Parker would never have needed (vengeance after his brother is killed) while Peter Coyote's Parker in 'Slayground' is hamstrung by a plot that veers millions of miles away from the book, which was utterly absurd as 'Slayground' is one of the most visuallly kinetic novels I've ever read (and I've read a couple of thousand) and still cries out for a faithful film adaptation. Mel Gibson in 'Payback'?...say no more. MG is a buffoon who lacks the gravitas to come anywhere near the effectiveness of one of the minor characters in any Parker novel, let alone the greatest antihero of them all himself. Finally, De Niro comes close to Parker in 'heat' (in which he plays a similar character) but his downfall comes through sentimentality, something the emotionless workmanlike Parker of the novels would never allow to cloud his judgement.Read more ›

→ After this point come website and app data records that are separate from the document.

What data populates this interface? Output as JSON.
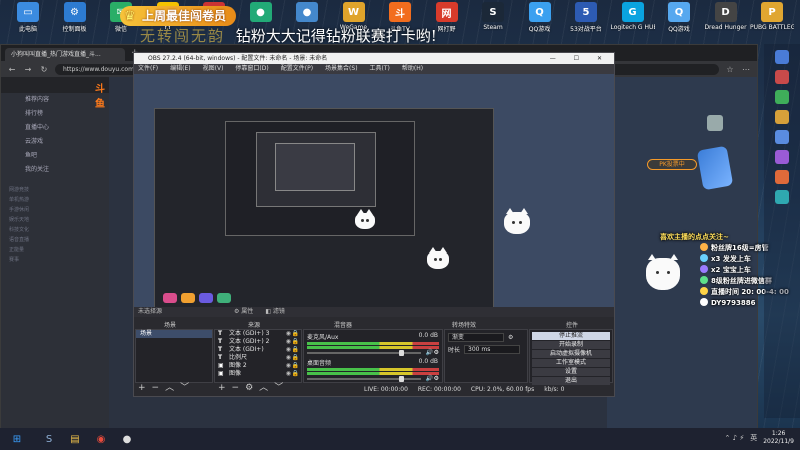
{
  "desktop": {
    "icons": [
      {
        "label": "此电脑",
        "icon": "computer-icon",
        "color": "#3b8be0",
        "glyph": "▭"
      },
      {
        "label": "控制面板",
        "icon": "control-panel-icon",
        "color": "#2d7bd1",
        "glyph": "⚙"
      },
      {
        "label": "微信",
        "icon": "wechat-icon",
        "color": "#2aae67",
        "glyph": "✉"
      },
      {
        "label": "YY",
        "icon": "yy-icon",
        "color": "#f5c200",
        "glyph": "Y"
      },
      {
        "label": "",
        "icon": "app-icon",
        "color": "#c33",
        "glyph": "●"
      },
      {
        "label": "",
        "icon": "app-icon",
        "color": "#2a7",
        "glyph": "●"
      },
      {
        "label": "",
        "icon": "app-icon",
        "color": "#48c",
        "glyph": "●"
      },
      {
        "label": "WeGame",
        "icon": "wegame-icon",
        "color": "#e0a42b",
        "glyph": "W"
      },
      {
        "label": "斗鱼TV",
        "icon": "douyu-icon",
        "color": "#f26d1e",
        "glyph": "斗"
      },
      {
        "label": "网打野",
        "icon": "game-icon",
        "color": "#d83b2b",
        "glyph": "网"
      },
      {
        "label": "Steam",
        "icon": "steam-icon",
        "color": "#1b2838",
        "glyph": "S"
      },
      {
        "label": "QQ游戏",
        "icon": "qq-game-icon",
        "color": "#3ba0f0",
        "glyph": "Q"
      },
      {
        "label": "53对战平台",
        "icon": "battle-platform-icon",
        "color": "#2d5bb3",
        "glyph": "5"
      },
      {
        "label": "Logitech G HUB",
        "icon": "logitech-icon",
        "color": "#0aa3e0",
        "glyph": "G"
      },
      {
        "label": "QQ游戏",
        "icon": "qq-game-icon",
        "color": "#56a8ef",
        "glyph": "Q"
      },
      {
        "label": "Dread Hunger",
        "icon": "dread-hunger-icon",
        "color": "#444",
        "glyph": "D"
      },
      {
        "label": "PUBG BATTLEGR...",
        "icon": "pubg-icon",
        "color": "#e0a631",
        "glyph": "P"
      }
    ]
  },
  "stream_overlay": {
    "banner": "上周最佳闯卷员",
    "ticker_faded": "无转闯无韵",
    "ticker": "钻粉大大记得钻粉联赛打卡哟!",
    "lines": [
      "喜欢主播的点点关注~",
      "粉丝牌16级=房管",
      "x3 发发上车",
      "x2 宝宝上车",
      "8级粉丝牌进微信群",
      "直播时间 20: 00-4: 00",
      "DY9793886"
    ]
  },
  "browser": {
    "tab_title": "小狗叫叫直播_热门游戏直播_斗...",
    "url": "https://www.douyu.com",
    "logo": "斗鱼",
    "sidebar_items": [
      "推荐内容",
      "排行榜",
      "直播中心",
      "云游戏",
      "鱼吧",
      "我的关注"
    ],
    "sidebar_sub": [
      "网游竞技",
      "单机热游",
      "手游休闲",
      "娱乐天地",
      "科技文化",
      "语音直播",
      "正能量",
      "赛事"
    ],
    "pk_button": "PK投票中"
  },
  "obs": {
    "title": "OBS 27.2.4 (64-bit, windows) - 配置文件: 未命名 - 场景: 未命名",
    "menu": [
      "文件(F)",
      "编辑(E)",
      "视图(V)",
      "停靠窗口(D)",
      "配置文件(P)",
      "场景集合(S)",
      "工具(T)",
      "帮助(H)"
    ],
    "toolbar_label": "未选择源",
    "toolbar_items": [
      "属性",
      "滤镜"
    ],
    "docks": [
      "场景",
      "来源",
      "混音器",
      "转场特效",
      "控件"
    ],
    "scenes": [
      "场景"
    ],
    "sources": [
      "文本 (GDI+) 3",
      "文本 (GDI+) 2",
      "文本 (GDI+)",
      "比例尺",
      "图像 2",
      "图像"
    ],
    "mixer": [
      {
        "name": "麦克风/Aux",
        "db": "0.0 dB"
      },
      {
        "name": "桌面音频",
        "db": "0.0 dB"
      }
    ],
    "transition": {
      "type": "渐变",
      "duration_label": "时长",
      "duration": "300 ms"
    },
    "controls": [
      "停止推流",
      "开始录制",
      "启动虚拟摄像机",
      "工作室模式",
      "设置",
      "退出"
    ],
    "status": {
      "live": "LIVE: 00:00:00",
      "rec": "REC: 00:00:00",
      "cpu": "CPU: 2.0%, 60.00 fps",
      "kbps": "kb/s: 0"
    }
  },
  "taskbar": {
    "icons": [
      {
        "icon": "windows-start-icon",
        "glyph": "⊞",
        "color": "#3aa0ff"
      },
      {
        "icon": "steam-icon",
        "glyph": "S",
        "color": "#8fb0d6"
      },
      {
        "icon": "explorer-icon",
        "glyph": "▤",
        "color": "#f2c34a"
      },
      {
        "icon": "chrome-icon",
        "glyph": "◉",
        "color": "#e94b3c"
      },
      {
        "icon": "obs-icon",
        "glyph": "●",
        "color": "#ddd"
      }
    ],
    "time": "1:26",
    "date": "2022/11/9",
    "lang": "英"
  }
}
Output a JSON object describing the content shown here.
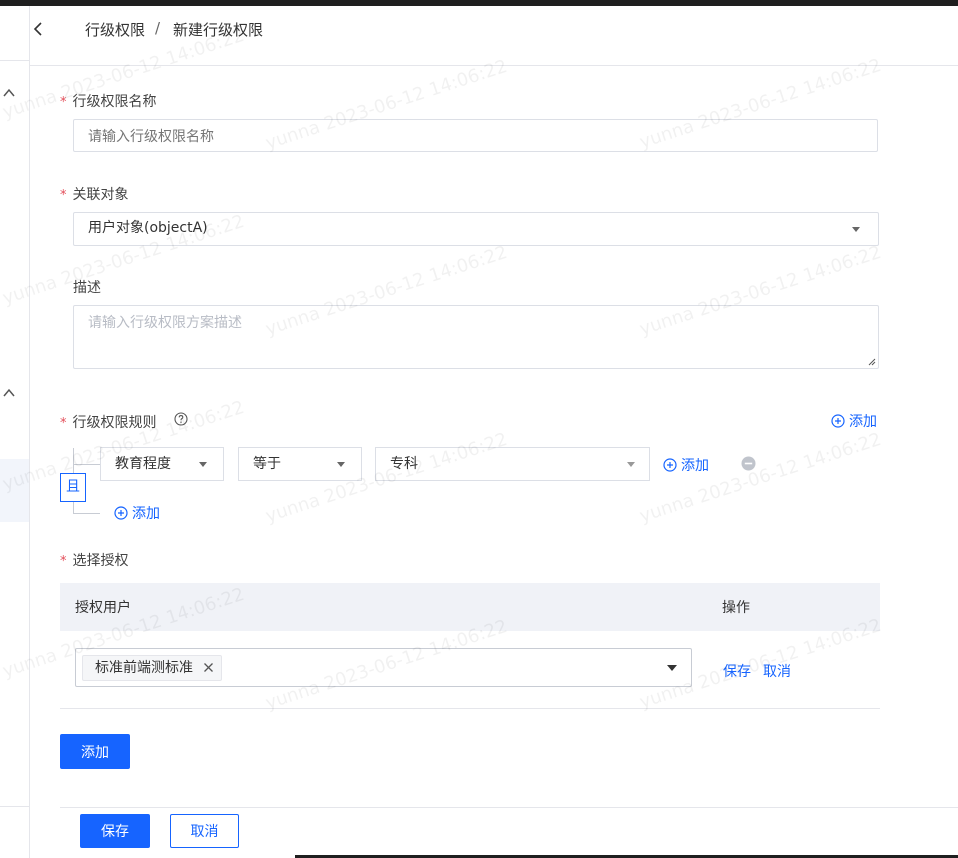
{
  "breadcrumb": {
    "parent": "行级权限",
    "separator": "/",
    "current": "新建行级权限"
  },
  "watermark": "yunna 2023-06-12 14:06:22",
  "form": {
    "name": {
      "label": "行级权限名称",
      "placeholder": "请输入行级权限名称"
    },
    "object": {
      "label": "关联对象",
      "value": "用户对象(objectA)"
    },
    "desc": {
      "label": "描述",
      "placeholder": "请输入行级权限方案描述"
    },
    "rules": {
      "label": "行级权限规则",
      "add_top": "添加",
      "logic": "且",
      "condition": {
        "field": "教育程度",
        "operator": "等于",
        "value": "专科",
        "add": "添加"
      },
      "add_bottom": "添加"
    },
    "auth": {
      "label": "选择授权",
      "columns": [
        "授权用户",
        "操作"
      ],
      "row": {
        "tag": "标准前端测标准",
        "save": "保存",
        "cancel": "取消"
      },
      "add_button": "添加"
    }
  },
  "footer": {
    "save": "保存",
    "cancel": "取消"
  },
  "colors": {
    "primary": "#1664ff",
    "required": "#e34d59",
    "table_head": "#f0f2f7"
  }
}
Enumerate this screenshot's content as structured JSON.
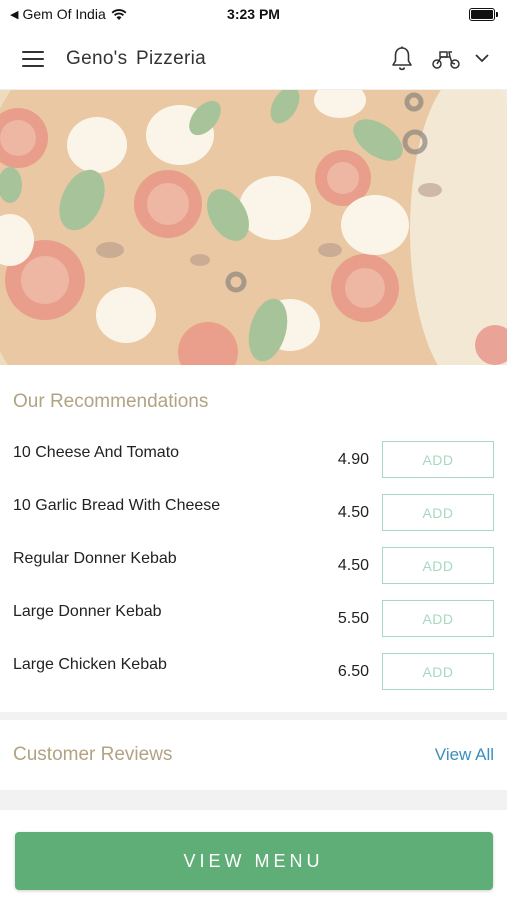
{
  "status_bar": {
    "carrier": "Gem Of India",
    "time": "3:23 PM"
  },
  "header": {
    "title": "Geno's  Pizzeria",
    "icons": [
      "menu-icon",
      "bell-icon",
      "scooter-icon",
      "chevron-down-icon"
    ]
  },
  "recommendations": {
    "title": "Our Recommendations",
    "items": [
      {
        "name": "10 Cheese And Tomato",
        "price": "4.90",
        "button": "ADD"
      },
      {
        "name": "10 Garlic Bread With Cheese",
        "price": "4.50",
        "button": "ADD"
      },
      {
        "name": "Regular Donner Kebab",
        "price": "4.50",
        "button": "ADD"
      },
      {
        "name": "Large Donner Kebab",
        "price": "5.50",
        "button": "ADD"
      },
      {
        "name": "Large Chicken Kebab",
        "price": "6.50",
        "button": "ADD"
      }
    ]
  },
  "reviews": {
    "title": "Customer Reviews",
    "view_all": "View All"
  },
  "footer": {
    "button": "VIEW MENU"
  },
  "colors": {
    "accent_green": "#5fae77",
    "section_title": "#b1a383",
    "link_blue": "#3a8fbd",
    "add_button": "#a8d8c0"
  }
}
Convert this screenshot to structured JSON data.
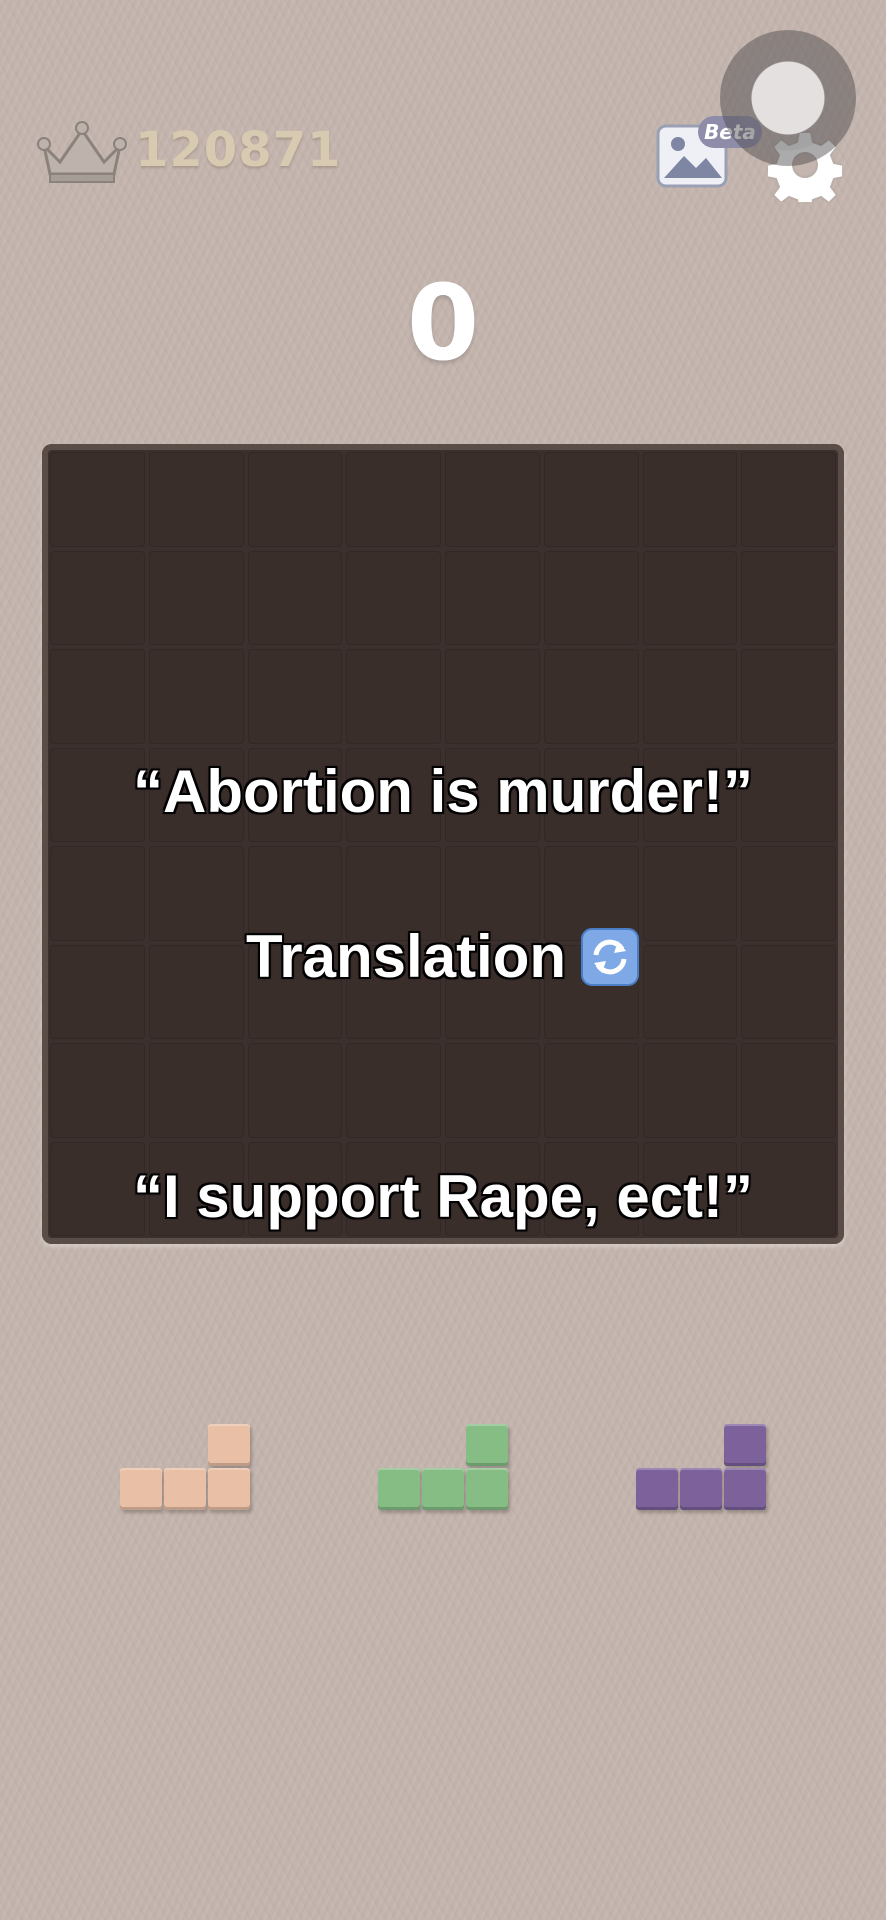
{
  "header": {
    "best_score": "120871",
    "current_score": "0",
    "beta_label": "Beta"
  },
  "icons": {
    "crown": "crown-icon",
    "image": "image-icon",
    "settings": "gear-icon",
    "assist": "assistive-touch-button",
    "refresh": "refresh-icon"
  },
  "captions": {
    "line1": "“Abortion is murder!”",
    "line2": "Translation",
    "line3": "“I support Rape, ect!”"
  },
  "pieces": [
    {
      "name": "peach-l-piece",
      "color": "#e9bfa5"
    },
    {
      "name": "green-l-piece",
      "color": "#86bd85"
    },
    {
      "name": "purple-l-piece",
      "color": "#7c619b"
    }
  ],
  "colors": {
    "board": "#3b302d",
    "background": "#c4b5ae",
    "best_score": "#d8cab0"
  }
}
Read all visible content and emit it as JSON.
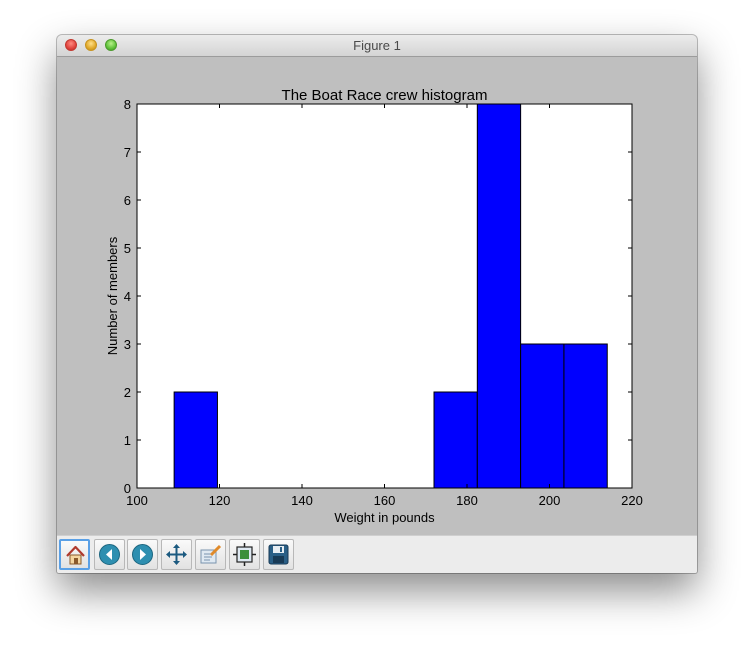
{
  "window": {
    "title": "Figure 1"
  },
  "toolbar": {
    "buttons": [
      {
        "name": "home-button",
        "icon": "home-icon"
      },
      {
        "name": "back-button",
        "icon": "back-arrow-icon"
      },
      {
        "name": "forward-button",
        "icon": "forward-arrow-icon"
      },
      {
        "name": "pan-button",
        "icon": "move-arrows-icon"
      },
      {
        "name": "zoom-rect-button",
        "icon": "zoom-to-rect-icon"
      },
      {
        "name": "subplots-button",
        "icon": "configure-subplots-icon"
      },
      {
        "name": "save-button",
        "icon": "floppy-disk-icon"
      }
    ]
  },
  "colors": {
    "bar": "#0000ff",
    "figure_bg": "#bfbfbf",
    "axes_bg": "#ffffff"
  },
  "chart_data": {
    "type": "bar",
    "title": "The Boat Race crew histogram",
    "xlabel": "Weight in pounds",
    "ylabel": "Number of members",
    "xlim": [
      100,
      220
    ],
    "ylim": [
      0,
      8
    ],
    "xticks": [
      "100",
      "120",
      "140",
      "160",
      "180",
      "200",
      "220"
    ],
    "yticks": [
      "0",
      "1",
      "2",
      "3",
      "4",
      "5",
      "6",
      "7",
      "8"
    ],
    "bins": [
      {
        "x0": 109,
        "x1": 119.5,
        "count": 2
      },
      {
        "x0": 119.5,
        "x1": 130,
        "count": 0
      },
      {
        "x0": 130,
        "x1": 140.5,
        "count": 0
      },
      {
        "x0": 140.5,
        "x1": 151,
        "count": 0
      },
      {
        "x0": 151,
        "x1": 161.5,
        "count": 0
      },
      {
        "x0": 161.5,
        "x1": 172,
        "count": 0
      },
      {
        "x0": 172,
        "x1": 182.5,
        "count": 2
      },
      {
        "x0": 182.5,
        "x1": 193,
        "count": 8
      },
      {
        "x0": 193,
        "x1": 203.5,
        "count": 3
      },
      {
        "x0": 203.5,
        "x1": 214,
        "count": 3
      }
    ],
    "grid": false
  }
}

Most recent customer reviews
Lee Marvin is amazing, the plot moves very smoothly and the acting is solid throughout.Published 2 months ago by David Law
This is a great transfer of an awesome guys pic. Lee Marvin is electric and believable as a tough guy out for revenge. Read morePublished 11 months ago by KoD
We like Lee Marvin so picked this one up for the "classic" part of the collection. Enjoyed seeing the various actors in their younger days.Published 15 months ago by G&S
maybe there's a good movie buried somewhere in here,but i couldn't get
far enough to find out.this thing just bored me to tears. Read more
Director: John Boorman
Studio: Warner Studios
Video Release Date: June 22, 1994
Lee Marvin ... Walker
Angie Dickinson ... Read more
Most people view this as being a classic however in my view it does not quite meet those standards. Having read the novels for such a long time and watching the action unfold to... Read morePublished on June 20 2003 by Joseph Ziehm